UK Markets closed

'Genies' are like Bitmojis that try to make millennials care about the news

Monica Chin

A startup has launched what may be the most adorable news app ever. 

The company, Genies, Inc., has launched the Genies app, where you can create an adorable clone of yourself that will bring you news throughout the day, and can be shared with friends on iMessage, Facebook Messenger, Instagram Direct Message, Snapchat, and SMS. 

"If you ask Gen Z millennials where they get their news, nine times out of 10 they'll say they get it on Snapchat or Instagram," said Genies CEO Akash Nigam. "We're trying to exemplify that exact same type of use case." 

SEE ALSO: Apple's most downloaded apps of 2017

Here's how it works. First, you sign into the Genies app and create a Bitmoji-like animated clone of yourself. There are hundreds of skin tones, noses, eye colors, and articles of clothing to choose from, so your character will be more nuanced, and more trendy, than their Bitmoji competitors. 

They're also larger than bitmojis, and while bitmojis tend to look like they belong in an old cartoon, Genies wouldn't be out of place in a Pixar movie. Their movements are smooth, their expressions incredibly lively. 

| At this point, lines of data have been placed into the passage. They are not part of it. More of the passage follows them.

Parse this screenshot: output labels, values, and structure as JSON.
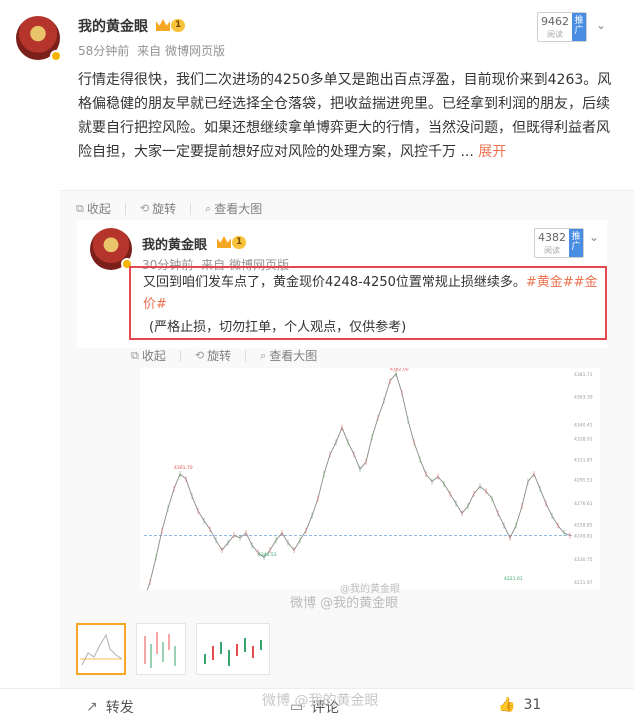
{
  "post": {
    "username": "我的黄金眼",
    "level": "1",
    "time": "58分钟前",
    "source_prefix": "来自",
    "source": "微博网页版",
    "reads": "9462",
    "reads_label": "阅读",
    "ad_label": "推广",
    "text": "行情走得很快，我们二次进场的4250多单又是跑出百点浮盈，目前现价来到4263。风格偏稳健的朋友早就已经选择全仓落袋，把收益揣进兜里。已经拿到利润的朋友，后续就要自行把控风险。如果还想继续拿单博弈更大的行情，当然没问题，但既得利益者风险自担，大家一定要提前想好应对风险的处理方案，风控千万",
    "ellipsis": "...",
    "expand_label": "展开"
  },
  "toolbar": {
    "collapse": "收起",
    "rotate": "旋转",
    "view_large": "查看大图"
  },
  "repost": {
    "username": "我的黄金眼",
    "level": "1",
    "time": "30分钟前",
    "source_prefix": "来自",
    "source": "微博网页版",
    "reads": "4382",
    "reads_label": "阅读",
    "ad_label": "推广",
    "text_main": "又回到咱们发车点了，黄金现价4248-4250位置常规止损继续多。",
    "tag1": "#黄金#",
    "tag2": "#金价#",
    "note": "(严格止损，切勿扛单，个人观点，仅供参考)"
  },
  "chart_data": {
    "type": "line",
    "title": "",
    "xlabel": "",
    "ylabel": "",
    "price_labels": [
      "4381.71",
      "4363.30",
      "4340.45",
      "4328.91",
      "4311.87",
      "4295.51",
      "4276.61",
      "4258.85",
      "4249.81",
      "4230.75",
      "4211.97"
    ],
    "annotations": [
      "4382.00",
      "4301.70",
      "4240.53",
      "4197.90",
      "4221.01"
    ],
    "current_line": 4249.81,
    "values": [
      4198,
      4212,
      4232,
      4254,
      4272,
      4288,
      4300,
      4296,
      4282,
      4270,
      4262,
      4255,
      4246,
      4238,
      4244,
      4250,
      4248,
      4252,
      4242,
      4236,
      4232,
      4238,
      4246,
      4252,
      4244,
      4238,
      4246,
      4254,
      4266,
      4280,
      4300,
      4316,
      4326,
      4338,
      4326,
      4316,
      4304,
      4310,
      4330,
      4346,
      4360,
      4376,
      4382,
      4366,
      4344,
      4326,
      4312,
      4300,
      4294,
      4298,
      4292,
      4284,
      4276,
      4268,
      4274,
      4284,
      4290,
      4286,
      4280,
      4268,
      4258,
      4248,
      4258,
      4274,
      4294,
      4300,
      4288,
      4276,
      4266,
      4258,
      4252,
      4250
    ]
  },
  "watermarks": {
    "chart": "微博 @我的黄金眼",
    "chart_small": "@我的黄金眼",
    "footer": "微博 @我的黄金眼"
  },
  "footer": {
    "forward": "转发",
    "comment": "评论",
    "like_count": "31"
  },
  "colors": {
    "accent": "#eb7350",
    "highlight_border": "#e5484d",
    "chart_line": "#8a8a8a",
    "current_line": "#6fa0e0"
  }
}
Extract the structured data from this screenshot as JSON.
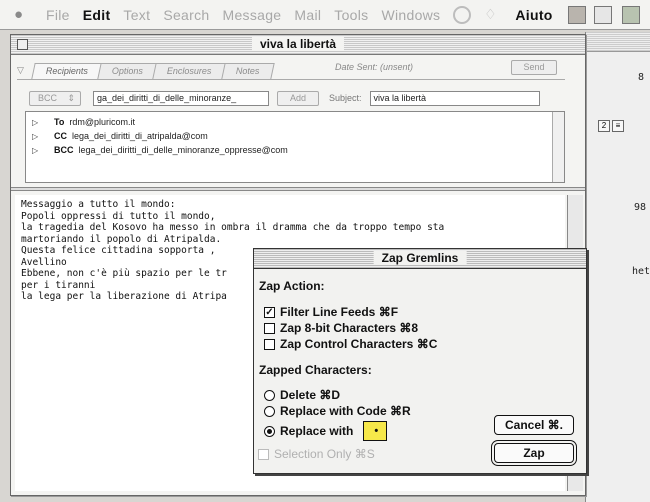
{
  "menubar": {
    "items": [
      "File",
      "Edit",
      "Text",
      "Search",
      "Message",
      "Mail",
      "Tools",
      "Windows"
    ],
    "active": "Edit",
    "help": "Aiuto"
  },
  "bg_window": {
    "text1": "8",
    "text2": "98",
    "text3": "het"
  },
  "message_window": {
    "title": "viva la libertà",
    "tabs": [
      "Recipients",
      "Options",
      "Enclosures",
      "Notes"
    ],
    "date_sent": "Date Sent: (unsent)",
    "send_label": "Send",
    "addr_type": "BCC",
    "addr_value": "ga_dei_diritti_di_delle_minoranze_",
    "add_label": "Add",
    "subject_label": "Subject:",
    "subject_value": "viva la libertà",
    "recipients": [
      {
        "kind": "To",
        "address": "rdm@pluricom.it"
      },
      {
        "kind": "CC",
        "address": "lega_dei_diritti_di_atripalda@com"
      },
      {
        "kind": "BCC",
        "address": "lega_dei_diritti_di_delle_minoranze_oppresse@com"
      }
    ],
    "body_lines": [
      "Messaggio a tutto il mondo:",
      "",
      "Popoli oppressi di tutto il mondo,",
      "la tragedia del Kosovo ha messo in ombra il dramma che da troppo tempo sta",
      "martoriando il popolo di Atripalda.",
      "Questa felice cittadina sopporta ,",
      "Avellino",
      "Ebbene, non c'è più spazio per le tr",
      "per i tiranni",
      "",
      "la lega per la liberazione di Atripa"
    ]
  },
  "zap_dialog": {
    "title": "Zap Gremlins",
    "zap_action_label": "Zap Action:",
    "actions": [
      {
        "label": "Filter Line Feeds ⌘F",
        "checked": true
      },
      {
        "label": "Zap 8-bit Characters ⌘8",
        "checked": false
      },
      {
        "label": "Zap Control Characters ⌘C",
        "checked": false
      }
    ],
    "zapped_label": "Zapped Characters:",
    "zapped_options": [
      {
        "label": "Delete ⌘D",
        "selected": false
      },
      {
        "label": "Replace with Code ⌘R",
        "selected": false
      },
      {
        "label": "Replace with",
        "selected": true
      }
    ],
    "replace_char": "•",
    "selection_only": "Selection Only ⌘S",
    "cancel_label": "Cancel ⌘.",
    "zap_label": "Zap"
  }
}
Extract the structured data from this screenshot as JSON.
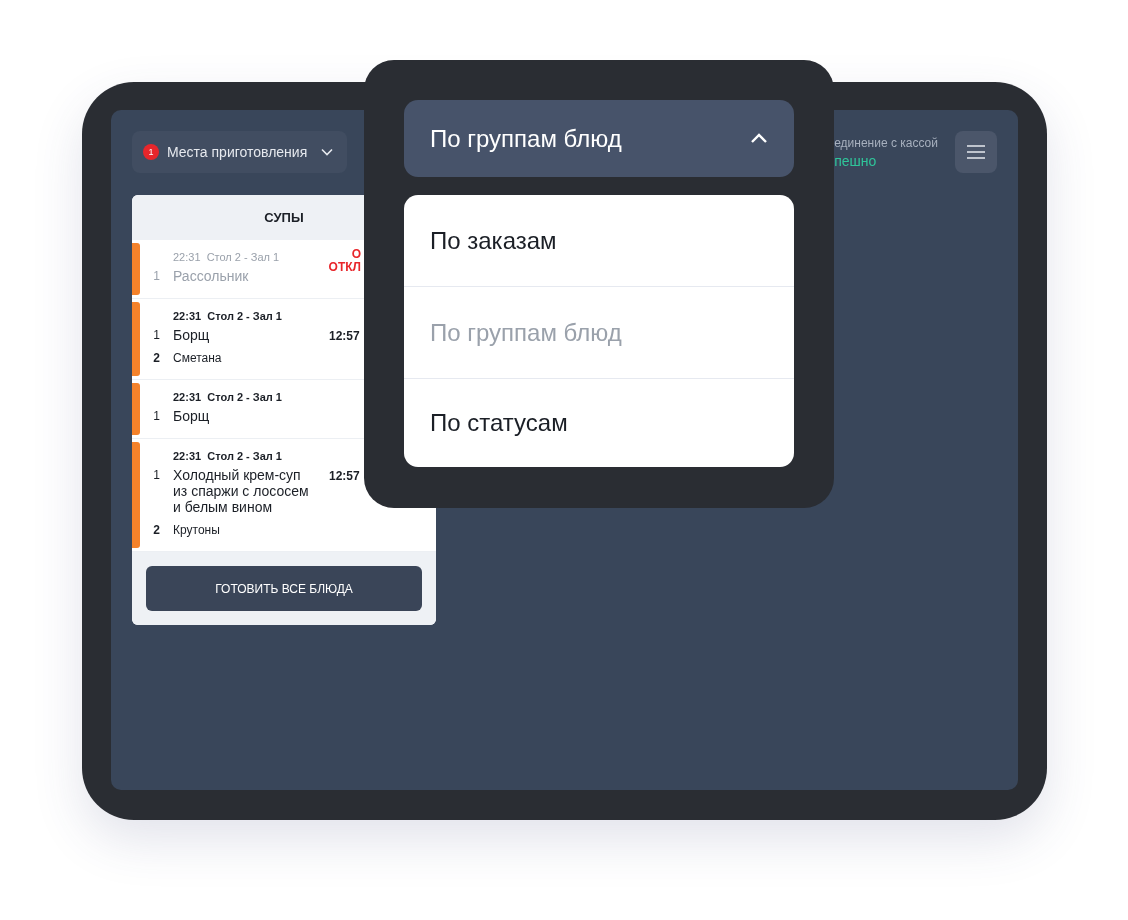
{
  "toolbar": {
    "places_button": {
      "badge": "1",
      "label": "Места приготовления"
    },
    "connection": {
      "label": "единение с кассой",
      "status": "пешно"
    }
  },
  "group": {
    "title": "СУПЫ",
    "orders": [
      {
        "time": "22:31",
        "table": "Стол 2 - Зал 1",
        "dimmed": true,
        "status": [
          "О",
          "ОТКЛ"
        ],
        "items": [
          {
            "kind": "dish",
            "qty": "1",
            "name": "Рассольник"
          }
        ]
      },
      {
        "time": "22:31",
        "table": "Стол 2 - Зал 1",
        "dimmed": false,
        "elapsed": "12:57",
        "items": [
          {
            "kind": "dish",
            "qty": "1",
            "name": "Борщ"
          },
          {
            "kind": "modifier",
            "qty": "2",
            "name": "Сметана"
          }
        ]
      },
      {
        "time": "22:31",
        "table": "Стол 2 - Зал 1",
        "dimmed": false,
        "items": [
          {
            "kind": "dish",
            "qty": "1",
            "name": "Борщ"
          }
        ]
      },
      {
        "time": "22:31",
        "table": "Стол 2 - Зал 1",
        "dimmed": false,
        "elapsed": "12:57",
        "items": [
          {
            "kind": "dish",
            "qty": "1",
            "name": "Холодный крем-суп из спаржи с лососем и белым вином"
          },
          {
            "kind": "modifier",
            "qty": "2",
            "name": "Крутоны"
          }
        ]
      }
    ],
    "action": "ГОТОВИТЬ ВСЕ БЛЮДА"
  },
  "grouping_dropdown": {
    "value": "По группам блюд",
    "expanded": true,
    "options": [
      {
        "label": "По заказам",
        "selected": false
      },
      {
        "label": "По группам блюд",
        "selected": true
      },
      {
        "label": "По статусам",
        "selected": false
      }
    ]
  }
}
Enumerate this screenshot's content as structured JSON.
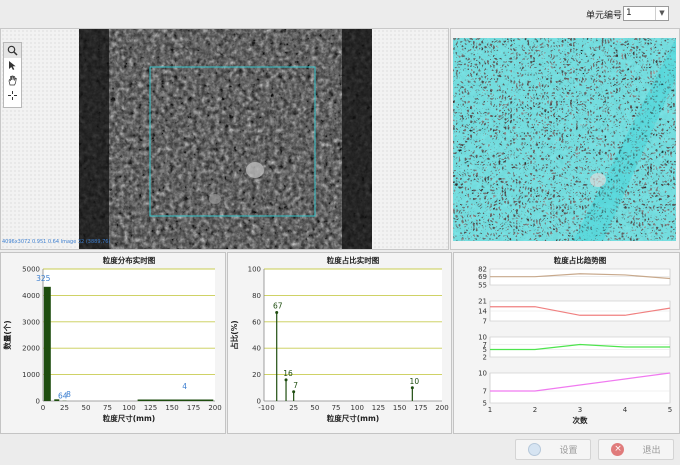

Once you've created your Genie, you indicate the news outlets that you read the most often. 

From then on, when you open the app every morning, you'll see a series of around 10 short videos about the news from your specified outlets, featuring your Genie. 

Your Genie may hold a downward-trending stock chart if the market is crashing or camp out on Mars if Elon Musk launches a rocket. Each video also features the source headline which, if tapped, redirects to the source article online. 

My genie celebrates Christmas with Zac Efron, millennial-style.

Image: genies

The videos also include space for a second Genie, so you can add a friend, or various celebrities. Trump, Obama, Emma Watson, Zac Efron, and Santa Claus are today's options. 

While the idea of a Bitmoji news app may seem juvenile, the app actually employs sophisticated artificial intelligence. 

The company says the app uses an AI function called a "viral throttler" to parse Twitter and determine, based on acceleration of tweet activity, which news is most likely to go viral. AI also parses each pre-viral article and creates a unique video out of millions of pre-made animations. While a human animator would need days to put together so many news videos from scratch, Nigam explained, the AI can do it in hours. 

"The 49ers are likely to tweet about releasing a quarterback before talking to an ESPN reporter and letting them write the story," explained Nigam. "Our app will break news about NFL teams before ESPN does." 

My genie re-enacts a Mashable article on Facebook Messenger Kids with Zac Efron.

Image: genies

To tease the app's release, the company has spent the past few months creating Genies for users who reached out to them on Instagram. So far, 689,401 Genies have been, and there are 680,000 users on the waitlist. 

"People love seeing themselves in the news," Nigam said. "The script is whatever happens in the world that day, but your Genie is the star of the show." 

WATCH: This is why emoji are so fascinating 8058 ac37%2fthumb%2f00001